Steering South Carolinas uninsured residents away from seeking primary treatment in emergency rooms and into free health clinics is a worthy idea. But it wouldnt come close to matching the benefits of expanding Medicaid coverage to hundreds of thousands of low-income South Carolinians.
Last week, S.C. House Republicans launched a proposal designed to serve as an alternative to complying with the federal Affordable Care Act, commonly called Obamacare. The proposal would pay hospitals $35 million next year to guide the uninsured to the states 20 free federally qualified health clinics.
The plan also calls for giving the clinics $10 million next year to treat those patients. The money would come from $62 million the state Department of Health and Human Services received last year but did not spend.
The plan also includes $20 million $6 million in state money and $14 million from the federal government to pay rural hospitals for the entire cost of uncompensated care they provide for low-income patients. Smaller amounts would go to other efforts to expand and improve care, such as $3 million for a program to repay the student loans of doctors who agree to work in underserved areas of the state.
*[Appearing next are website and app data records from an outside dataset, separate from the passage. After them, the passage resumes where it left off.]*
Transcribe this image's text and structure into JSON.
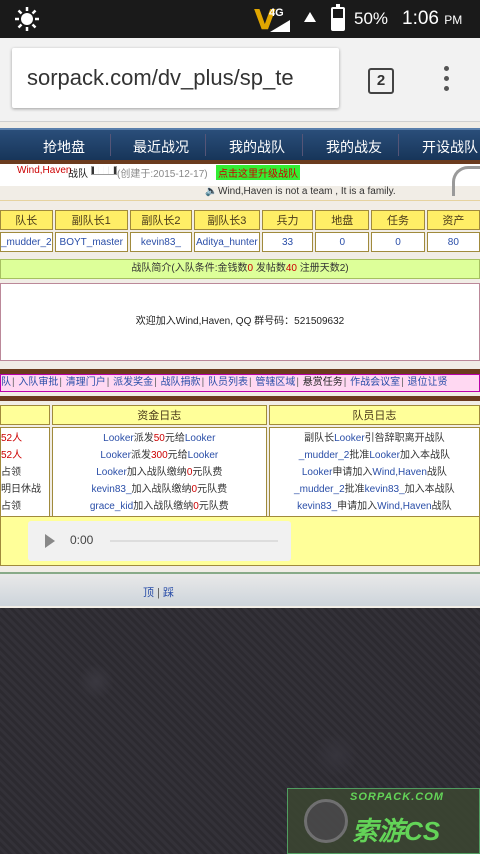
{
  "status": {
    "battery": "50%",
    "time": "1:06",
    "ampm": "PM",
    "net": "4G"
  },
  "browser": {
    "url": "sorpack.com/dv_plus/sp_te",
    "tabs": "2"
  },
  "nav": [
    "抢地盘",
    "最近战况",
    "我的战队",
    "我的战友",
    "开设战队"
  ],
  "team": {
    "name": "Wind,Haven",
    "suffix": "战队",
    "badge": "████",
    "created": "(创建于:2015-12-17)",
    "upgrade": "点击这里升级战队",
    "motto": "Wind,Haven is not a team , It is a family."
  },
  "roster": {
    "headers": [
      "队长",
      "副队长1",
      "副队长2",
      "副队长3",
      "兵力",
      "地盘",
      "任务",
      "资产"
    ],
    "values": [
      "_mudder_2",
      "BOYT_master",
      "kevin83_",
      "Aditya_hunter",
      "33",
      "0",
      "0",
      "80"
    ]
  },
  "intro": {
    "label": "战队简介(入队条件:金钱数",
    "a": "0",
    "mid": " 发帖数",
    "b": "40",
    "end": " 注册天数2)",
    "text": "欢迎加入Wind,Haven, QQ 群号码：521509632"
  },
  "links": [
    "队",
    "入队审批",
    "清理门户",
    "派发奖金",
    "战队捐款",
    "队员列表",
    "管辖区域",
    "悬赏任务",
    "作战会议室",
    "退位让贤"
  ],
  "logs": {
    "headers": [
      "",
      "资金日志",
      "队员日志"
    ],
    "left": [
      "52人",
      "52人",
      "占领",
      "明日休战",
      "占领"
    ],
    "fund": [
      [
        "Looker",
        "派发",
        "50",
        "元给",
        "Looker"
      ],
      [
        "Looker",
        "派发",
        "300",
        "元给",
        "Looker"
      ],
      [
        "Looker",
        "加入战队缴纳",
        "0",
        "元队费",
        ""
      ],
      [
        "kevin83_",
        "加入战队缴纳",
        "0",
        "元队费",
        ""
      ],
      [
        "grace_kid",
        "加入战队缴纳",
        "0",
        "元队费",
        ""
      ]
    ],
    "member": [
      [
        "副队长",
        "Looker",
        "引咎辞职离开战队",
        "",
        ""
      ],
      [
        "_mudder_2",
        "批准",
        "Looker",
        "加入本战队",
        ""
      ],
      [
        "Looker",
        "申请加入",
        "Wind,Haven",
        "战队",
        ""
      ],
      [
        "_mudder_2",
        "批准",
        "kevin83_",
        "加入本战队",
        ""
      ],
      [
        "kevin83_",
        "申请加入",
        "Wind,Haven",
        "战队",
        ""
      ]
    ]
  },
  "audio": {
    "time": "0:00"
  },
  "footer": {
    "top": "顶",
    "sep": " | ",
    "bottom": "踩"
  },
  "logo": {
    "top": "SORPACK.COM",
    "main": "索游CS"
  },
  "colors": {
    "nav": "#1f3f66",
    "header_yellow": "#ffee66",
    "intro_green": "#ddff99",
    "links_pink": "#ffd8f2",
    "accent_red": "#cc0000",
    "link_blue": "#2a4ea8"
  }
}
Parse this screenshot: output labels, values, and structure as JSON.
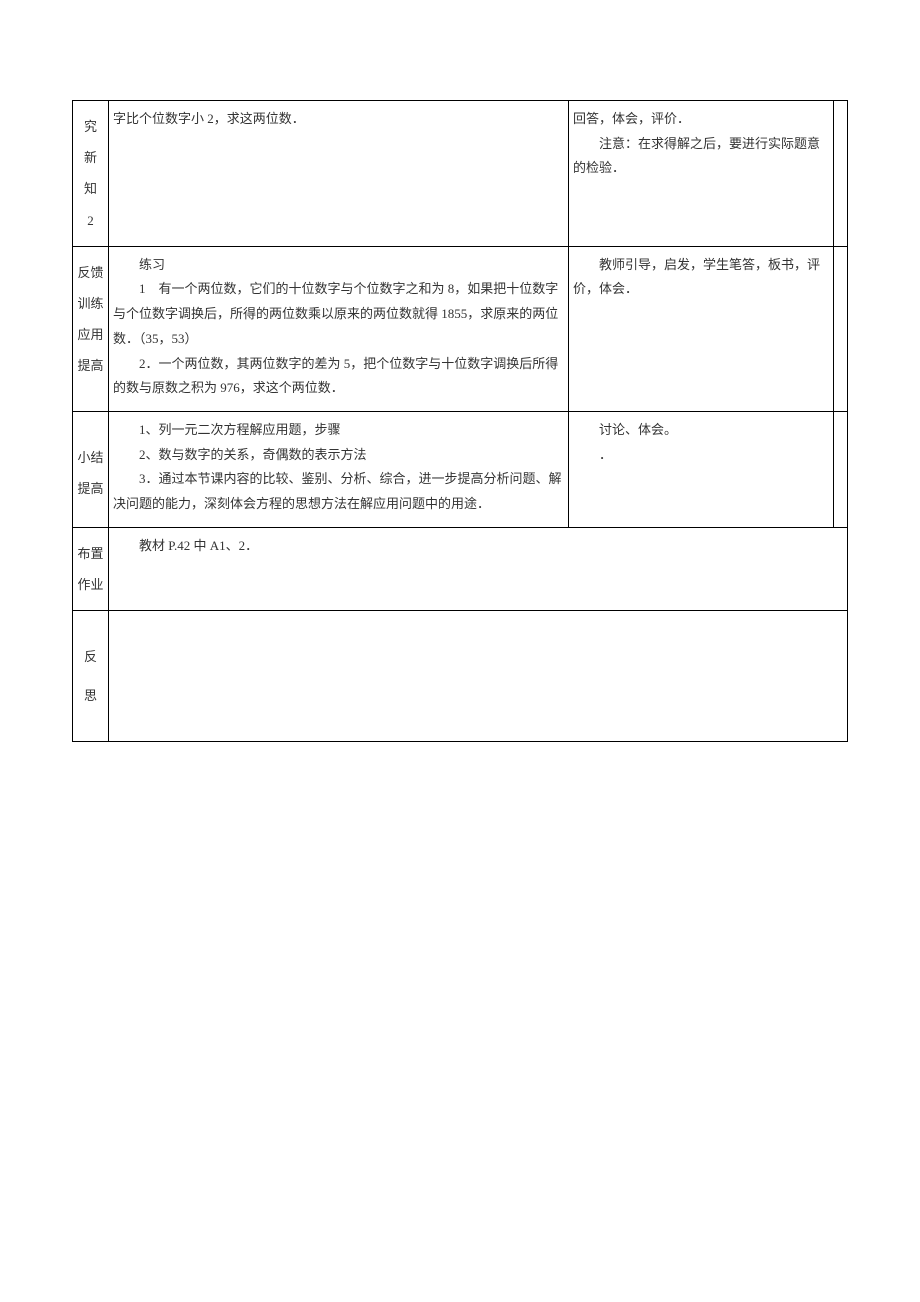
{
  "rows": {
    "r1": {
      "label_chars": [
        "究",
        "新",
        "知",
        "2"
      ],
      "content_line1": "字比个位数字小 2，求这两位数．",
      "right_line1": "回答，体会，评价．",
      "right_line2": "注意：在求得解之后，要进行实际题意的检验．"
    },
    "r2": {
      "label_chars": [
        "反馈",
        "训练",
        "应用",
        "提高"
      ],
      "content_title": "练习",
      "content_p1": "1　有一个两位数，它们的十位数字与个位数字之和为 8，如果把十位数字与个位数字调换后，所得的两位数乘以原来的两位数就得 1855，求原来的两位数．（35，53）",
      "content_p2": "2．一个两位数，其两位数字的差为 5，把个位数字与十位数字调换后所得的数与原数之积为 976，求这个两位数．",
      "right_p1": "教师引导，启发，学生笔答，板书，评价，体会．"
    },
    "r3": {
      "label_chars": [
        "小结",
        "提高"
      ],
      "content_p1": "1、列一元二次方程解应用题，步骤",
      "content_p2": "2、数与数字的关系，奇偶数的表示方法",
      "content_p3": "3．通过本节课内容的比较、鉴别、分析、综合，进一步提高分析问题、解决问题的能力，深刻体会方程的思想方法在解应用问题中的用途．",
      "right_p1": "讨论、体会。",
      "right_p2": "．"
    },
    "r4": {
      "label_chars": [
        "布置",
        "作业"
      ],
      "content_p1": "教材 P.42 中 A1、2．"
    },
    "r5": {
      "label_chars": [
        "反",
        "思"
      ]
    }
  }
}
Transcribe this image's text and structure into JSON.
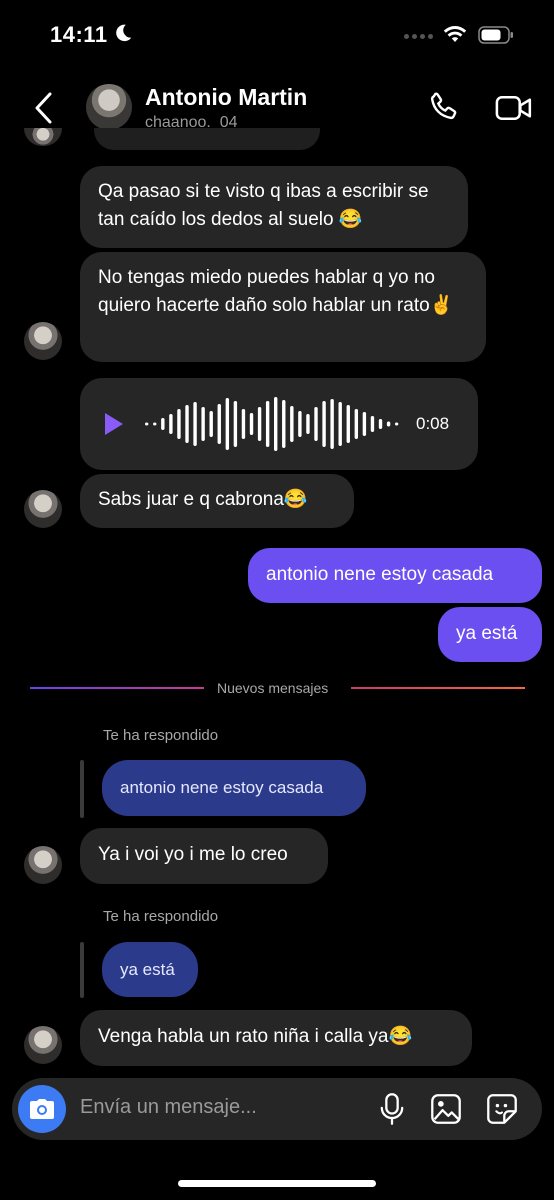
{
  "status_bar": {
    "time": "14:11"
  },
  "header": {
    "name": "Antonio Martin",
    "handle": "chaanoo._04"
  },
  "messages": {
    "m1": "Qa pasao si te visto q ibas a escribir se tan caído los dedos al suelo 😂",
    "m2": "No tengas miedo puedes hablar q yo no quiero hacerte daño solo hablar un rato✌️",
    "voice_duration": "0:08",
    "m3": "Sabs juar e q cabrona😂",
    "mine1": "antonio nene estoy casada",
    "mine2": "ya está",
    "divider": "Nuevos mensajes",
    "replied1_label": "Te ha respondido",
    "replied1_quote": "antonio nene estoy casada",
    "m4": "Ya i voi yo i me lo creo",
    "replied2_label": "Te ha respondido",
    "replied2_quote": "ya está",
    "m5": "Venga habla un rato niña i calla ya😂"
  },
  "composer": {
    "placeholder": "Envía un mensaje..."
  },
  "colors": {
    "accent": "#6b4ff0",
    "bubble_incoming": "#262626",
    "reply_quote": "#2b3a8a",
    "camera": "#3d7bf4"
  },
  "icons": [
    "moon-icon",
    "wifi-icon",
    "battery-icon",
    "back-icon",
    "phone-icon",
    "video-icon",
    "play-icon",
    "camera-icon",
    "microphone-icon",
    "gallery-icon",
    "sticker-icon"
  ]
}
But not a single new person would be insured under the plan. By contrast, expanding Medicaid under the Affordable Care Act would result in about 500,000 more uninsured residents being covered.
While critics are correct in saying that Medicaid suffers from fraud and excess costs, it nonetheless provides essential medical care for hundreds of thousands of families and individuals who otherwise would have no coverage. Expanding Medicaid to cover all those up to 138 percent of the federal poverty level those who make about $15,000 a year would be paid for entirely by the federal government for the next three years.
Federal contributions for newly insured recipients would drop to around 95 percent in 2017, and to 90 percent by 2020. For the first time, low-income adults without children would be guaranteed coverage through Medicaid without the need for a waiver.
Despite whatever waste and fraud might occur, the expansion would provide access to medical care to hundreds of thousands more residents at no cost to the state for the first three years. Even as federal funding is reduced, the state still would enjoy, at worst, a 9-to-1 match from the government.
In addition to covering the uninsured, the expansion also would help boost the states health care industry and create new jobs. That, in turn, would help stimulate the overall economy.
Gov. Nikki Haley and fellow Republicans in the Legislature have opposed the expansion, saying it would cost the state more than $1 billion in total by 2020. But it would cost the state nothing for the first three years and only a fraction of the billions of dollars in federal money that would pour into the state thereafter.
All in all, according the the Congressional Budget Office, states will pay only 2.8 percent more than what they would have spent on Medicaid if there were no health-care bill at all. The program also would help reduce emergency room visits and the cost of treating indigents, which raise the cost of health care for everyone.
If South Carolina does not take advantage of the federal money, the states share will be used somewhere else. The biggest loss, however, would be the lives that might have been saved or improved through access to health care.
Eight Republican governors now have elected to support the expansion of Medicaid in their states. This week, Gov. Chris Christie of New Jersey, a sharp critic of Obamacare, became the latest to embrace the program.
Others include Arizona Gov. Jan Brewer, Ohio Gov. John Kasich, Michigan Gov. Rick Snyder and Florida Gov. Rick Scott. Scott agreed only to a three-year extension of the expansion with the program facing re-evaluation at the end of that period.
That might be an option that Haley and the states Republicans could stomach. With the federal government picking up 100 percent of the cost, it would pose no financial risk to the state.
The only conceivable reason to reject the expansion of Medicaid would be to make a hollow political statement in opposition to Obamacare. But that is political grandstanding at the cost of losing billions of federal dollars to other states and denying health care coverage to hundreds of thousands of uninsured South Carolinians.
And that, we think, would be impossible to justify.